Professor Kylie Ball has been elected a Fellow of the Australian Academy of Health and Medical Sciences.
Tackling the epidemics of inactivity, poor diet and obesity has been one of the prime goals of Alfred Deakin Professor Kylie Ball, one of Australia’s leading public health experts, who has recently been inducted as a Fellow of the Australian Academy of Health and Medical Sciences (AAHMS).
Based within the Institute for Physical Activity and Nutrition (IPAN), Professor Ball has joined an elite group of only 272 Fellows at the new Academy, which was established in 2014. Its 50 new Fellows were announced on October 6 at its second scientific meeting in Brisbane.
Professor Ball is the third Deakin academic to be elected an AAHMS Fellow, joining IPAN Director Alfred Deakin Professor David Crawford and IMPACT Director Alfred Deakin Professor Michael Berk, who were both elected in 2015.
Professor Crawford congratulated her on her achievement.
“Kylie has made an enormous contribution to the development of our world class research profile at IPAN,” he said.
“She has had an extraordinary career since joining us as a Post-Doctoral Fellow in 1999, and we are very proud of her success. She has also played a key role in mentoring and developing early- and mid-career researchers, and she is a passionate advocate for gender equity in research.”
An NHMRC Principal Research Fellow, Professor Ball’s research focus is on understanding the individual, social and environmental influences on eating and physical activity behaviours and obesity risk; and intervening to promote healthier eating and activity behaviours, particularly amongst disadvantaged groups.
She has received numerous awards, including the 2010 Deakin University Researcher of the Year Award and the 2008/9 Victorian Young Tall Poppy of the Year Award (Overall Winner), as well as many other awards and four national competitive research fellowships.
A highlight of her career was recognition, with three other members of IPAN, as a Thomson Reuters Highly Cited Researcher in 2015. This listing represents the world’s most influential scientific minds. It is held by around 3000 researchers in the world, who make up the top one per cent most cited for their subject field.
She is a Past-President and Fellow of the International Society for Behavioural Nutrition and Physical Activity, and a founder and past convenor of the ISBNPA Special Interest Group “Socioeconomic inequalities in nutrition, physical activity and sedentary behaviours.”
“I am thrilled and honoured to be elected to the Academy,” she said.
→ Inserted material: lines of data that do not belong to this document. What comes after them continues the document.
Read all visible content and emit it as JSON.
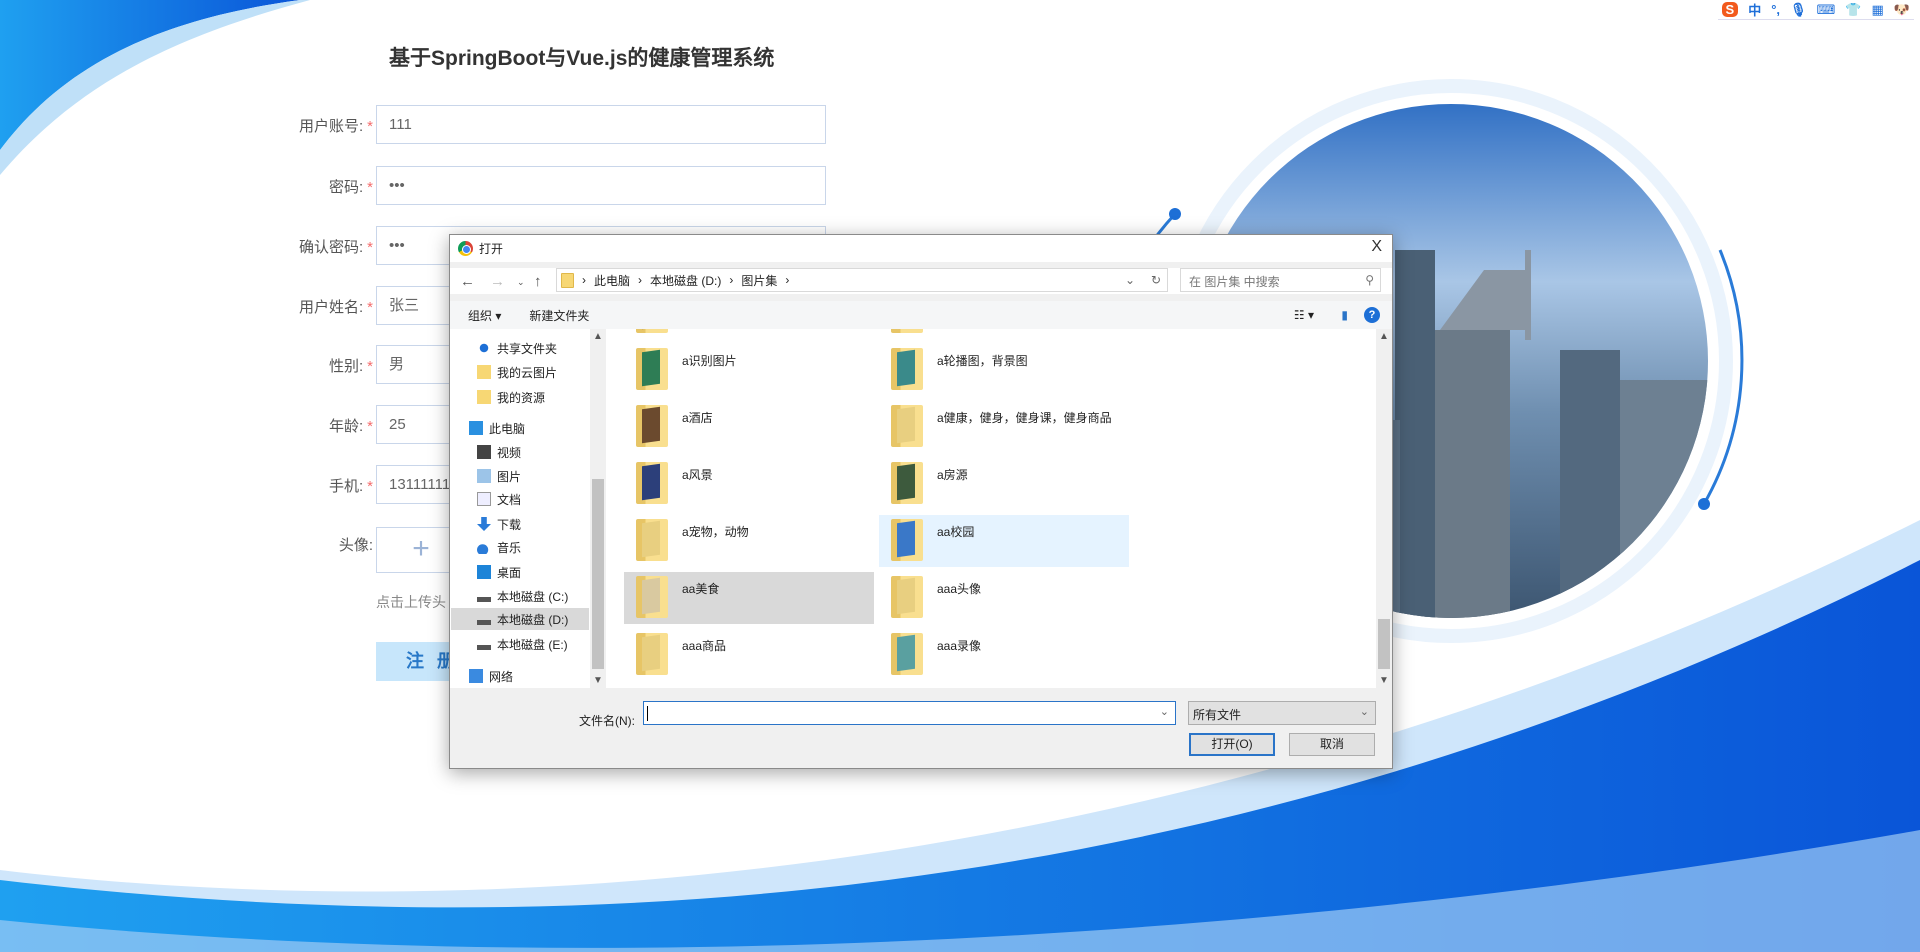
{
  "page": {
    "title": "基于SpringBoot与Vue.js的健康管理系统",
    "colors": {
      "accent": "#1565e0",
      "required": "#f56c6c",
      "button_bg": "#c7e6fb"
    }
  },
  "form": {
    "fields": [
      {
        "label": "用户账号:",
        "required": "*",
        "value": "111"
      },
      {
        "label": "密码:",
        "required": "*",
        "value": "•••"
      },
      {
        "label": "确认密码:",
        "required": "*",
        "value": "•••"
      },
      {
        "label": "用户姓名:",
        "required": "*",
        "value": "张三"
      },
      {
        "label": "性别:",
        "required": "*",
        "value": "男"
      },
      {
        "label": "年龄:",
        "required": "*",
        "value": "25"
      },
      {
        "label": "手机:",
        "required": "*",
        "value": "13111111"
      }
    ],
    "avatar_label": "头像:",
    "avatar_plus": "+",
    "avatar_hint": "点击上传头",
    "submit": "注 册"
  },
  "ime_bar": {
    "logo": "S",
    "items": [
      "中",
      "°,",
      "mic-icon",
      "keyboard-icon",
      "shirt-icon",
      "grid-icon",
      "mascot-icon"
    ],
    "lang": "中",
    "punct": "°,"
  },
  "dialog": {
    "title": "打开",
    "close": "X",
    "path": [
      "此电脑",
      "本地磁盘 (D:)",
      "图片集"
    ],
    "search_placeholder": "在 图片集 中搜索",
    "toolbar": {
      "organize": "组织 ▾",
      "new_folder": "新建文件夹"
    },
    "nav": [
      {
        "label": "共享文件夹",
        "icon": "share-icon"
      },
      {
        "label": "我的云图片",
        "icon": "folder-icon"
      },
      {
        "label": "我的资源",
        "icon": "folder-icon"
      },
      {
        "label": "此电脑",
        "icon": "computer-icon"
      },
      {
        "label": "视频",
        "icon": "video-icon"
      },
      {
        "label": "图片",
        "icon": "picture-icon"
      },
      {
        "label": "文档",
        "icon": "document-icon"
      },
      {
        "label": "下载",
        "icon": "download-icon"
      },
      {
        "label": "音乐",
        "icon": "music-icon"
      },
      {
        "label": "桌面",
        "icon": "desktop-icon"
      },
      {
        "label": "本地磁盘 (C:)",
        "icon": "drive-icon"
      },
      {
        "label": "本地磁盘 (D:)",
        "icon": "drive-icon",
        "selected": true
      },
      {
        "label": "本地磁盘 (E:)",
        "icon": "drive-icon"
      },
      {
        "label": "网络",
        "icon": "network-icon"
      }
    ],
    "files": [
      {
        "name": "",
        "color": "#8a7a6a"
      },
      {
        "name": "",
        "color": "#e8cf80"
      },
      {
        "name": "a识别图片",
        "color": "#2e7d55"
      },
      {
        "name": "a轮播图，背景图",
        "color": "#3a8a8a"
      },
      {
        "name": "a酒店",
        "color": "#6b4a2e"
      },
      {
        "name": "a健康，健身，健身课，健身商品",
        "color": "#e8cf80"
      },
      {
        "name": "a风景",
        "color": "#2c3f7a"
      },
      {
        "name": "a房源",
        "color": "#3d5a3d"
      },
      {
        "name": "a宠物，动物",
        "color": "#e8cf80"
      },
      {
        "name": "aa校园",
        "color": "#3a78c8",
        "state": "hover"
      },
      {
        "name": "aa美食",
        "color": "#d9c9a0",
        "state": "selected"
      },
      {
        "name": "aaa头像",
        "color": "#e8cf80"
      },
      {
        "name": "aaa商品",
        "color": "#e8cf80"
      },
      {
        "name": "aaa录像",
        "color": "#5aa0a0"
      }
    ],
    "filename_label": "文件名(N):",
    "filename_value": "",
    "filter": "所有文件",
    "open": "打开(O)",
    "cancel": "取消"
  }
}
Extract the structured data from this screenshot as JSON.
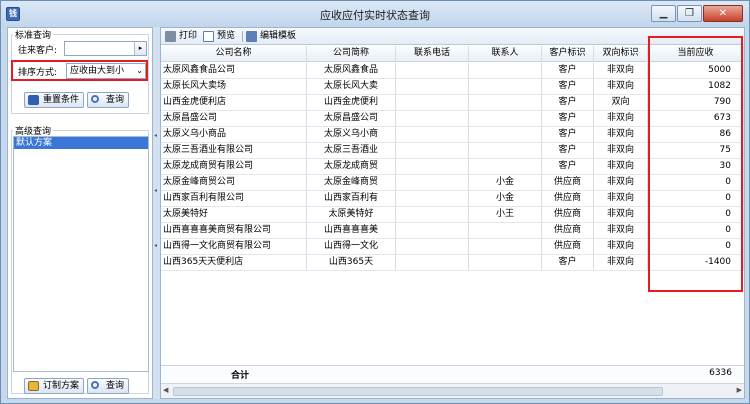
{
  "window": {
    "title": "应收应付实时状态查询",
    "icon_letter": "钱"
  },
  "left": {
    "group_standard": "标准查询",
    "customer_label": "往来客户:",
    "customer_value": "",
    "sort_label": "排序方式:",
    "sort_value": "应收由大到小",
    "reset_label": "重置条件",
    "query_label": "查询",
    "group_advanced": "高级查询",
    "plans": [
      "默认方案"
    ],
    "custom_plan_label": "订制方案",
    "query2_label": "查询"
  },
  "toolbar": {
    "print": "打印",
    "preview": "预览",
    "edit_template": "编辑模板"
  },
  "table": {
    "headers": [
      "公司名称",
      "公司简称",
      "联系电话",
      "联系人",
      "客户标识",
      "双向标识",
      "当前应收"
    ],
    "rows": [
      [
        "太原风鑫食品公司",
        "太原风鑫食品",
        "",
        "",
        "客户",
        "非双向",
        "5000"
      ],
      [
        "太原长风大卖场",
        "太原长风大卖",
        "",
        "",
        "客户",
        "非双向",
        "1082"
      ],
      [
        "山西金虎便利店",
        "山西金虎便利",
        "",
        "",
        "客户",
        "双向",
        "790"
      ],
      [
        "太原昌盛公司",
        "太原昌盛公司",
        "",
        "",
        "客户",
        "非双向",
        "673"
      ],
      [
        "太原义乌小商品",
        "太原义乌小商",
        "",
        "",
        "客户",
        "非双向",
        "86"
      ],
      [
        "太原三吾酒业有限公司",
        "太原三吾酒业",
        "",
        "",
        "客户",
        "非双向",
        "75"
      ],
      [
        "太原龙成商贸有限公司",
        "太原龙成商贸",
        "",
        "",
        "客户",
        "非双向",
        "30"
      ],
      [
        "太原金峰商贸公司",
        "太原金峰商贸",
        "",
        "小金",
        "供应商",
        "非双向",
        "0"
      ],
      [
        "山西家百利有限公司",
        "山西家百利有",
        "",
        "小金",
        "供应商",
        "非双向",
        "0"
      ],
      [
        "太原美特好",
        "太原美特好",
        "",
        "小王",
        "供应商",
        "非双向",
        "0"
      ],
      [
        "山西喜喜喜美商贸有限公司",
        "山西喜喜喜美",
        "",
        "",
        "供应商",
        "非双向",
        "0"
      ],
      [
        "山西得一文化商贸有限公司",
        "山西得一文化",
        "",
        "",
        "供应商",
        "非双向",
        "0"
      ],
      [
        "山西365天天便利店",
        "山西365天",
        "",
        "",
        "客户",
        "非双向",
        "-1400"
      ]
    ],
    "total_label": "合计",
    "total_value": "6336"
  },
  "colors": {
    "accent_highlight": "#e01c24",
    "selection": "#3976d6"
  }
}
“With this Fellowship, I am most excited to have a voice and the opportunity to promote health and medical research that will benefit Australia and the world.”
“Being a Fellow will allow me to contribute particularly to advocating for research with a focus on population health. It is promising that people like myself, with expertise in public health, are being elected alongside researchers with clinical and medical expertise. This bodes well for a strong multidisciplinary Academy.
“Also, the Academy has a strong focus on supporting the next generation of researchers through mentoring. This is something I think is very important and am passionate about.”
She noted that the nature of health problems globally has changed significantly over the past 100 years, with the greatest challenges coming less from communicable diseases and more from lifestyle diseases such as heart disease, Type 2 diabetes and cancer.
“These are being caused by epidemics of inactivity, poor diet and obesity, but I am optimistic that the tide can be turned. We have some very bright minds working to find ways to combat them,” she said.
The Institute for Physical Activity and Nutrition (IPAN) is a world-leading research institute committed to improving health and quality of life. We focus on reducing the rates of chronic disease through nutrition and physical activity research excellence while fostering the next generation of research stars.View Website